There’s magic in the air
as Mpumi and Jabu play.
They sign and laugh,
as they become friends.
“Oh what fun!” they say.
The sequel to Mpumi’s Magic Beadsis here! The story follows the the adventure that unfolds when Mpumi, a hearing girl, and Jabu, a Deaf boy, meet for the first time. They learn that even though we are all different, we are also the same in many ways. We love playing and reading, we love smiling and helping our family and friends. Everything about us makes us special. A portion of the proceeds will be donated to Hi Hopes, an early intervention partner for families of deaf and hard-of-hearing babies. About the co-author
Claudine Storbeck has a PhD in Education Linguistics and has been working in the field of Deaf Education and Deaf Studies for over 27 years. She is a fluent signer and was honoured to be the South African Sign Language (SASL) interpreter for the inaugurations of both Presidents Mandela and Mbeki. Claudine has over 150 academic presentations and publications in almost 20 countries and has recently starting publishing children’s literature. She was named a world specialist in Deaf Education by the World Federation of the Deaf (WFD) and is the Director and Associate Professor of the Centre for Deaf Studies at the University of the Witwatersrand.
Wow. Mpumi’s Magic Beads has been shortlisted for a South African Literary Award in the Children’s Literature category. Just the nomination alone is such a wonderful piece of recognition and I am honoured. My day has been made. A big congratulations to all of the nominees for this year. Let us all pray, hold thumbs and cross fingers for the 7th of November, which is four days after my birthday.
Do you see this image? Mpumi’s Magic Beads is being translated into all of our South African languages and it will become widely available from August, September and October. You’re welcome to pre-order: here.
Even this moment starts with a story and I have to tell it because I have been smiling to myself when I think about how all of this came to be. It was a hot Saturday in December. My friend Lisa had invited me to her other friend’s house in Morningside for a day party. It was fabulous. Our hosts, some lovely Ghanaian men, prepared West African food in the kitchen while we women sipped on bubbles and shared good conversation. Later that evening, Shaka, whose acquaintance I had made before, arrived and we got to talking about my children’s book. He told me that his family owned a publishing house and that he’d put me in contact with them. I was still quite set in my desire to continue to self-publish but I also believe in the importance of allowing opportunity in, so I thanked him.
Thank goodness for that. Self-publishing has been an interesting journey. Would you believe me if I told you that producing the book is the easy part? The challenge comes when other people become involved and your expectation for common decency to be common is sorely disappointed. (When the legal proceedings are done, remind me to tell you about how unethical your fave is.)

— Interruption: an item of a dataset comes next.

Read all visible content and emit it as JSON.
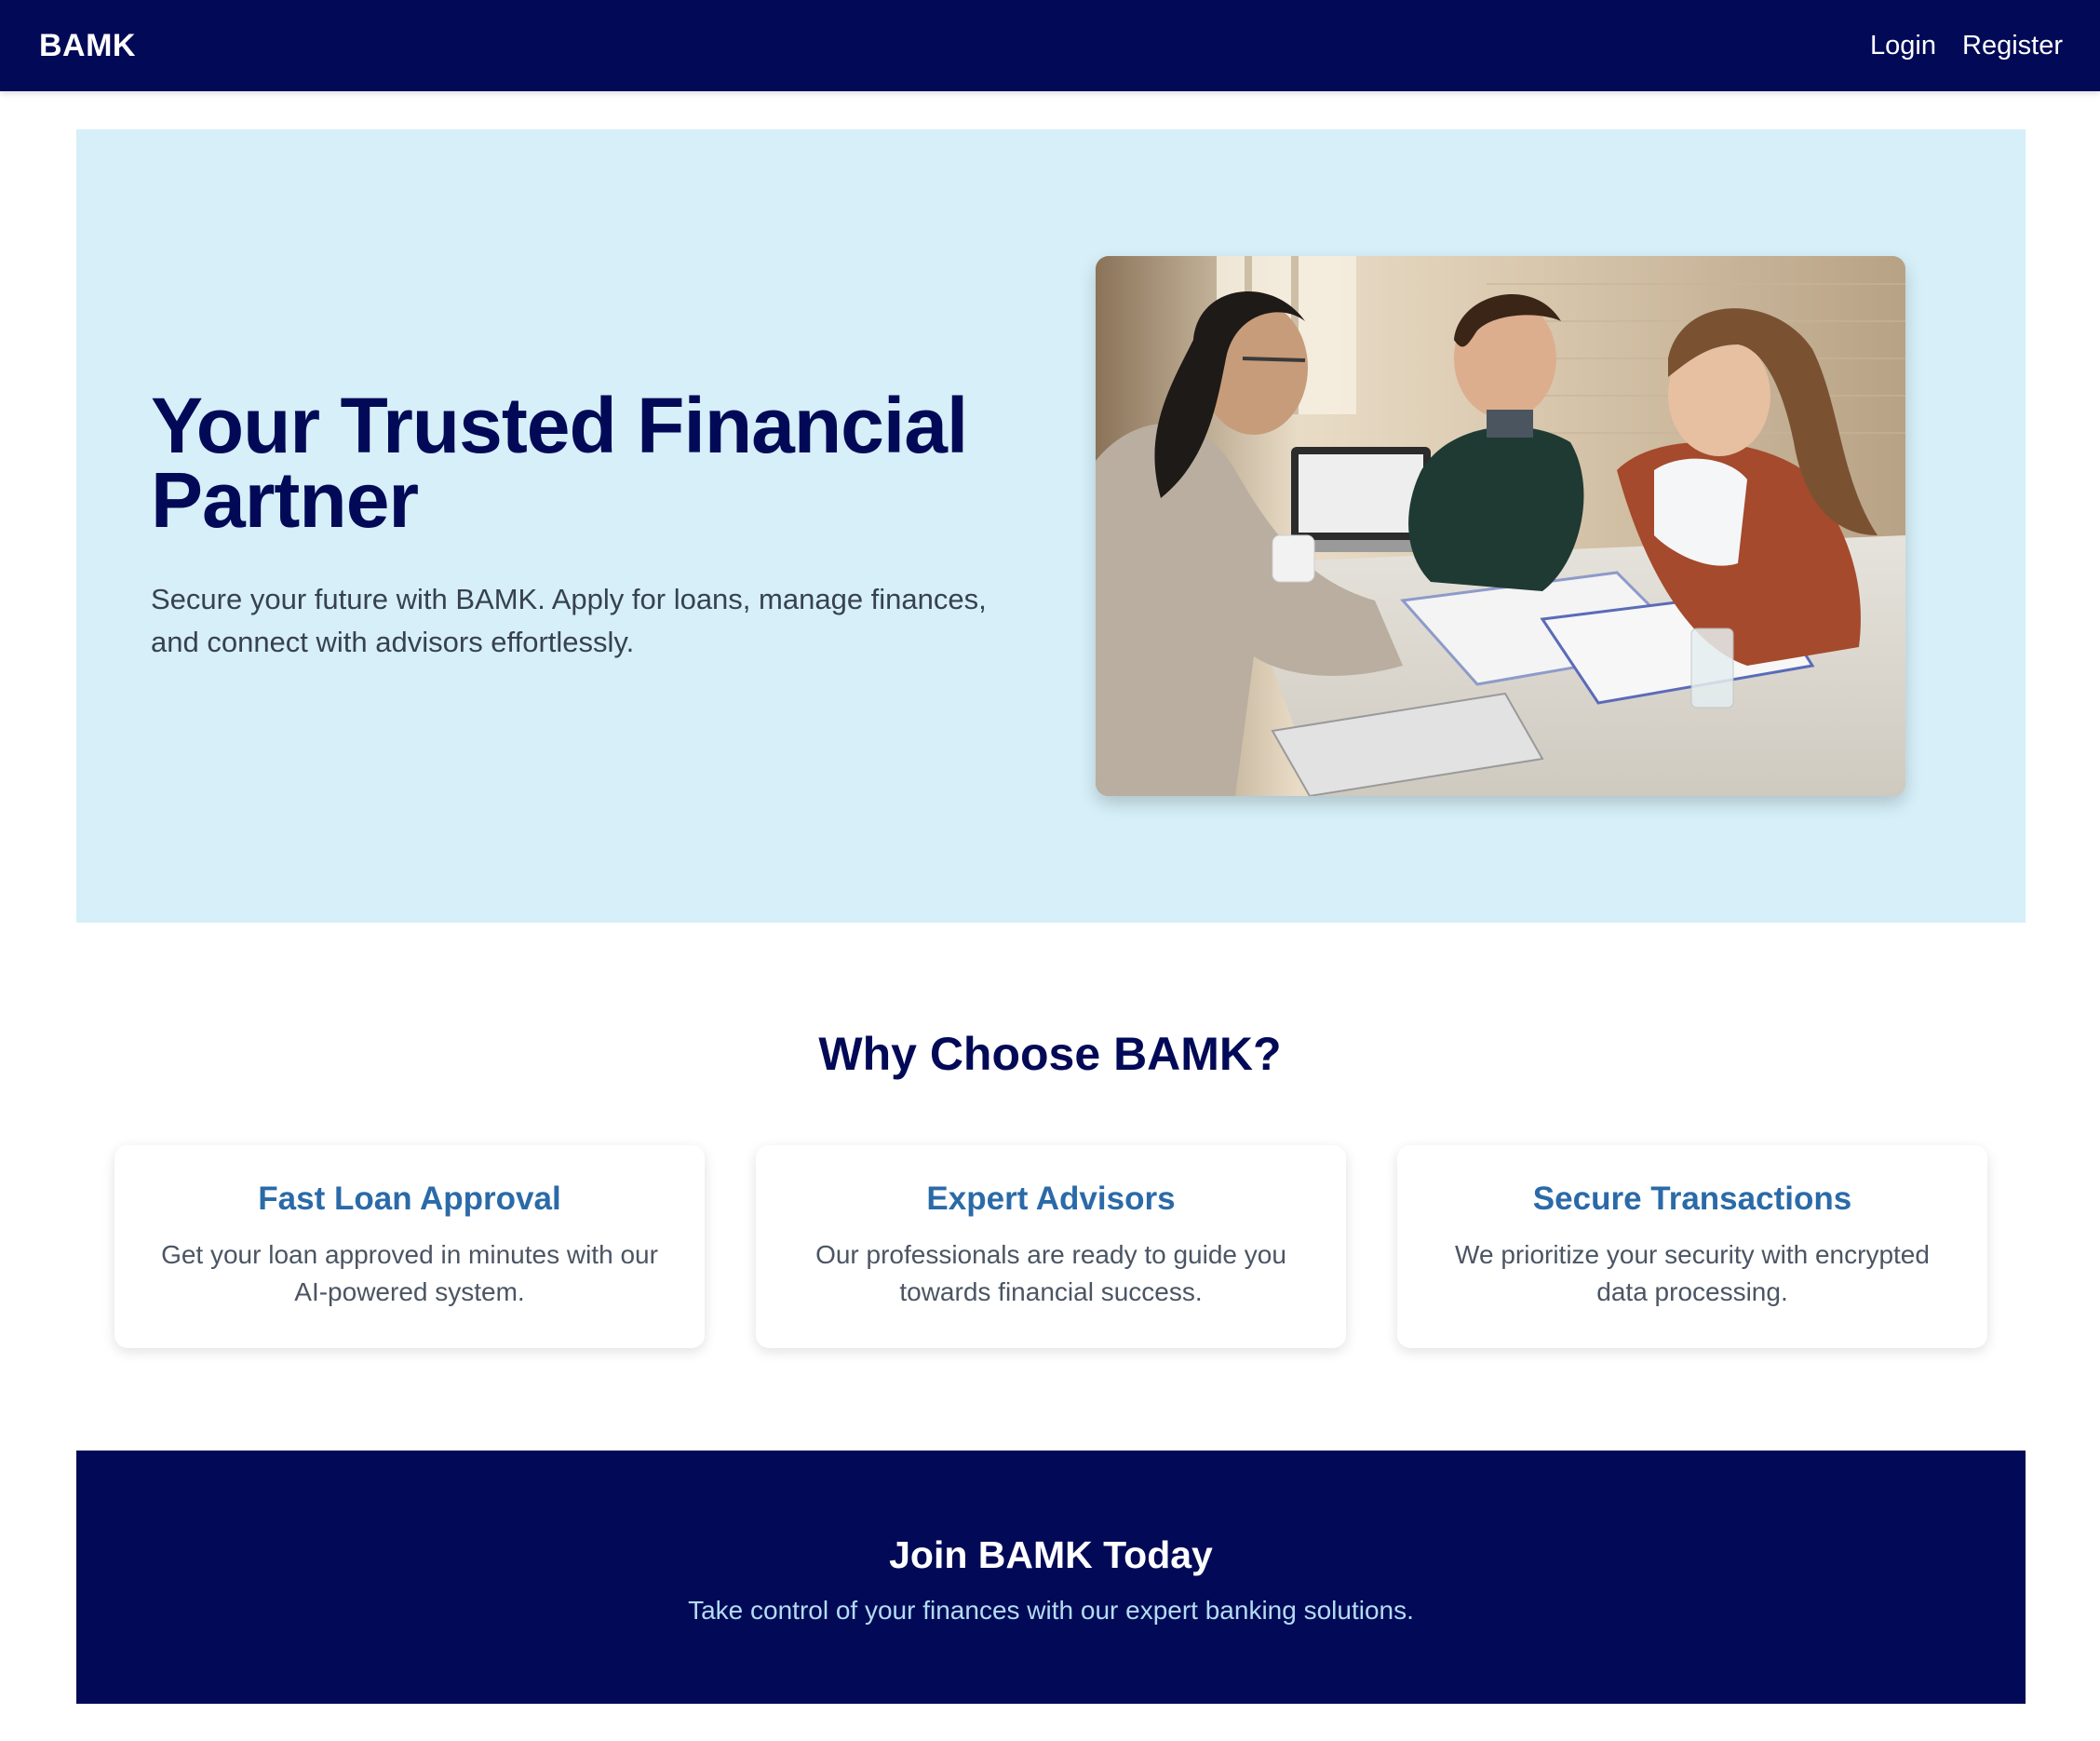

I love everything I do as a baby Anthropologist and poet and a student and I would never want my literary and imaginative work to suffer because business admin in this particular path is sucking the joy out of me. So, after a good run with Thank You Books that had me taking the steps to conquer my doubts and do what truly makes me happy, I am ready to hand my baby off to David Philip Publishers/ New Africa Books! I’m excited to see how this dream will be nurtured by capable hands who have been giving worlds to children for much longer than I have.
I appreciate all of the support you have given me throughout this time. I hope you all go over to www.newafricabooks.com to place your orders and keep this dream growing and glowing for me but, most importantly, for little readers everywhere.